___ Material for the task

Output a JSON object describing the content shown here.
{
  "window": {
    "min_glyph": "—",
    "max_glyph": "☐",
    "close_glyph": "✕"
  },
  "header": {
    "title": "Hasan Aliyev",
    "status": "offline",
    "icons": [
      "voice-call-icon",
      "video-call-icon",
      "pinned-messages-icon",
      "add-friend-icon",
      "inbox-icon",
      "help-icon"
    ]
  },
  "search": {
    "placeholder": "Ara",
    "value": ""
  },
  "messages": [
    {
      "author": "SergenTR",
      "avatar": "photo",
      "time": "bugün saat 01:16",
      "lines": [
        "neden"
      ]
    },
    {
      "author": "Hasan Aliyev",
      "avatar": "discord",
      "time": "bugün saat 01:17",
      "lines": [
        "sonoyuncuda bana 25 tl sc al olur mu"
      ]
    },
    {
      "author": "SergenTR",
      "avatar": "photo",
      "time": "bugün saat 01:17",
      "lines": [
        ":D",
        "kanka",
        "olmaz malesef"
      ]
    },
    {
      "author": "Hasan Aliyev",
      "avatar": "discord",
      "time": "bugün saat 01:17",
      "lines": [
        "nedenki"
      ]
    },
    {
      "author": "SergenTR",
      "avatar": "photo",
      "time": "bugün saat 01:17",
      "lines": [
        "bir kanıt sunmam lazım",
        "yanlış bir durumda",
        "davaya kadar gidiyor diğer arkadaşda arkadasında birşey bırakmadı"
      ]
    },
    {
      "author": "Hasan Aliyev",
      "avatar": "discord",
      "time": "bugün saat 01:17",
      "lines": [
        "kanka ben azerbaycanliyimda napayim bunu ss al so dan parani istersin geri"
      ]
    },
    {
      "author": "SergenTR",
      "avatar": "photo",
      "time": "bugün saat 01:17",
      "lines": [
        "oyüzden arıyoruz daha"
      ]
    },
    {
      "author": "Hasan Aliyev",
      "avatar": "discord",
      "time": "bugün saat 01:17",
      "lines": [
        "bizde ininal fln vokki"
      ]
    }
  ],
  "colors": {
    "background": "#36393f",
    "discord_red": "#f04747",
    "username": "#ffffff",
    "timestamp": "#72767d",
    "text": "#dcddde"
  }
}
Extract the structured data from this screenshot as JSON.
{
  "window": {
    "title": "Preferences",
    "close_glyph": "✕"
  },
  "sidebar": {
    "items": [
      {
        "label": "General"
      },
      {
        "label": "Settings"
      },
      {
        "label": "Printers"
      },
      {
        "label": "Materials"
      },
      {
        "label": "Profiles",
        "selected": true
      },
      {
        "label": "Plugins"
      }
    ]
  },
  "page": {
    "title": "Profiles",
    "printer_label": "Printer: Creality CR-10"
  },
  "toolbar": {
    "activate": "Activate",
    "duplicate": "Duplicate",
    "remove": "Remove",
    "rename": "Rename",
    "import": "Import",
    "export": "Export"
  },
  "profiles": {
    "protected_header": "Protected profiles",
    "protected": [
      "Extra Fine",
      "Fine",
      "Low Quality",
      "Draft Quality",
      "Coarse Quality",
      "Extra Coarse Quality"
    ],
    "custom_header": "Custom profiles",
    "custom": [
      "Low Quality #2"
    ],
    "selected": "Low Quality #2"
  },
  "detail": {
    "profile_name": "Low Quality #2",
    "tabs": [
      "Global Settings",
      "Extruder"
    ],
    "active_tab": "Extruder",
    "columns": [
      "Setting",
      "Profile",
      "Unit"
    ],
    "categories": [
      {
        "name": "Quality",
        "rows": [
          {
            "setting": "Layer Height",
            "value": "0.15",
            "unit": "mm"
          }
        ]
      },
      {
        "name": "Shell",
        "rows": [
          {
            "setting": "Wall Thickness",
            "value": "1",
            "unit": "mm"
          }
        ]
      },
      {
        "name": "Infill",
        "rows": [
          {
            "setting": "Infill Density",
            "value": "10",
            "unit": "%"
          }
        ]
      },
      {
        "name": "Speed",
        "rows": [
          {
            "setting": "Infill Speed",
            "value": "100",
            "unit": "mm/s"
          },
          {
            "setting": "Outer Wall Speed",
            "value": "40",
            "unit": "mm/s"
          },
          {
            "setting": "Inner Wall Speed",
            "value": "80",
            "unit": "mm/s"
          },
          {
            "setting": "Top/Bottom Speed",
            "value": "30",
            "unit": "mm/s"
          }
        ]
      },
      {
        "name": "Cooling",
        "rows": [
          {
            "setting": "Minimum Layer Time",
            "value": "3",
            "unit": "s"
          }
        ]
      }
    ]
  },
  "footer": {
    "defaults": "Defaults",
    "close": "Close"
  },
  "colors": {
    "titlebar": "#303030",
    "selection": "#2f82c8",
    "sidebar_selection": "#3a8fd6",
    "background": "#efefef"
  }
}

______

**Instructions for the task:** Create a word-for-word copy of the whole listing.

**Solution to this task:**
Output a JSON object describing the content shown here.
{
  "window": {
    "min_glyph": "—",
    "max_glyph": "☐",
    "close_glyph": "✕"
  },
  "header": {
    "title": "Hasan Aliyev",
    "status": "offline",
    "icons": [
      "voice-call-icon",
      "video-call-icon",
      "pinned-messages-icon",
      "add-friend-icon",
      "inbox-icon",
      "help-icon"
    ]
  },
  "search": {
    "placeholder": "Ara",
    "value": ""
  },
  "messages": [
    {
      "author": "SergenTR",
      "avatar": "photo",
      "time": "bugün saat 01:16",
      "lines": [
        "neden"
      ]
    },
    {
      "author": "Hasan Aliyev",
      "avatar": "discord",
      "time": "bugün saat 01:17",
      "lines": [
        "sonoyuncuda bana 25 tl sc al olur mu"
      ]
    },
    {
      "author": "SergenTR",
      "avatar": "photo",
      "time": "bugün saat 01:17",
      "lines": [
        ":D",
        "kanka",
        "olmaz malesef"
      ]
    },
    {
      "author": "Hasan Aliyev",
      "avatar": "discord",
      "time": "bugün saat 01:17",
      "lines": [
        "nedenki"
      ]
    },
    {
      "author": "SergenTR",
      "avatar": "photo",
      "time": "bugün saat 01:17",
      "lines": [
        "bir kanıt sunmam lazım",
        "yanlış bir durumda",
        "davaya kadar gidiyor diğer arkadaşda arkadasında birşey bırakmadı"
      ]
    },
    {
      "author": "Hasan Aliyev",
      "avatar": "discord",
      "time": "bugün saat 01:17",
      "lines": [
        "kanka ben azerbaycanliyimda napayim bunu ss al so dan parani istersin geri"
      ]
    },
    {
      "author": "SergenTR",
      "avatar": "photo",
      "time": "bugün saat 01:17",
      "lines": [
        "oyüzden arıyoruz daha"
      ]
    },
    {
      "author": "Hasan Aliyev",
      "avatar": "discord",
      "time": "bugün saat 01:17",
      "lines": [
        "bizde ininal fln vokki"
      ]
    }
  ],
  "colors": {
    "background": "#36393f",
    "discord_red": "#f04747",
    "username": "#ffffff",
    "timestamp": "#72767d",
    "text": "#dcddde"
  }
}
Extract the structured data from this screenshot as JSON.
{
  "window": {
    "title": "Preferences",
    "close_glyph": "✕"
  },
  "sidebar": {
    "items": [
      {
        "label": "General"
      },
      {
        "label": "Settings"
      },
      {
        "label": "Printers"
      },
      {
        "label": "Materials"
      },
      {
        "label": "Profiles",
        "selected": true
      },
      {
        "label": "Plugins"
      }
    ]
  },
  "page": {
    "title": "Profiles",
    "printer_label": "Printer: Creality CR-10"
  },
  "toolbar": {
    "activate": "Activate",
    "duplicate": "Duplicate",
    "remove": "Remove",
    "rename": "Rename",
    "import": "Import",
    "export": "Export"
  },
  "profiles": {
    "protected_header": "Protected profiles",
    "protected": [
      "Extra Fine",
      "Fine",
      "Low Quality",
      "Draft Quality",
      "Coarse Quality",
      "Extra Coarse Quality"
    ],
    "custom_header": "Custom profiles",
    "custom": [
      "Low Quality #2"
    ],
    "selected": "Low Quality #2"
  },
  "detail": {
    "profile_name": "Low Quality #2",
    "tabs": [
      "Global Settings",
      "Extruder"
    ],
    "active_tab": "Extruder",
    "columns": [
      "Setting",
      "Profile",
      "Unit"
    ],
    "categories": [
      {
        "name": "Quality",
        "rows": [
          {
            "setting": "Layer Height",
            "value": "0.15",
            "unit": "mm"
          }
        ]
      },
      {
        "name": "Shell",
        "rows": [
          {
            "setting": "Wall Thickness",
            "value": "1",
            "unit": "mm"
          }
        ]
      },
      {
        "name": "Infill",
        "rows": [
          {
            "setting": "Infill Density",
            "value": "10",
            "unit": "%"
          }
        ]
      },
      {
        "name": "Speed",
        "rows": [
          {
            "setting": "Infill Speed",
            "value": "100",
            "unit": "mm/s"
          },
          {
            "setting": "Outer Wall Speed",
            "value": "40",
            "unit": "mm/s"
          },
          {
            "setting": "Inner Wall Speed",
            "value": "80",
            "unit": "mm/s"
          },
          {
            "setting": "Top/Bottom Speed",
            "value": "30",
            "unit": "mm/s"
          }
        ]
      },
      {
        "name": "Cooling",
        "rows": [
          {
            "setting": "Minimum Layer Time",
            "value": "3",
            "unit": "s"
          }
        ]
      }
    ]
  },
  "footer": {
    "defaults": "Defaults",
    "close": "Close"
  },
  "colors": {
    "titlebar": "#303030",
    "selection": "#2f82c8",
    "sidebar_selection": "#3a8fd6",
    "background": "#efefef"
  }
}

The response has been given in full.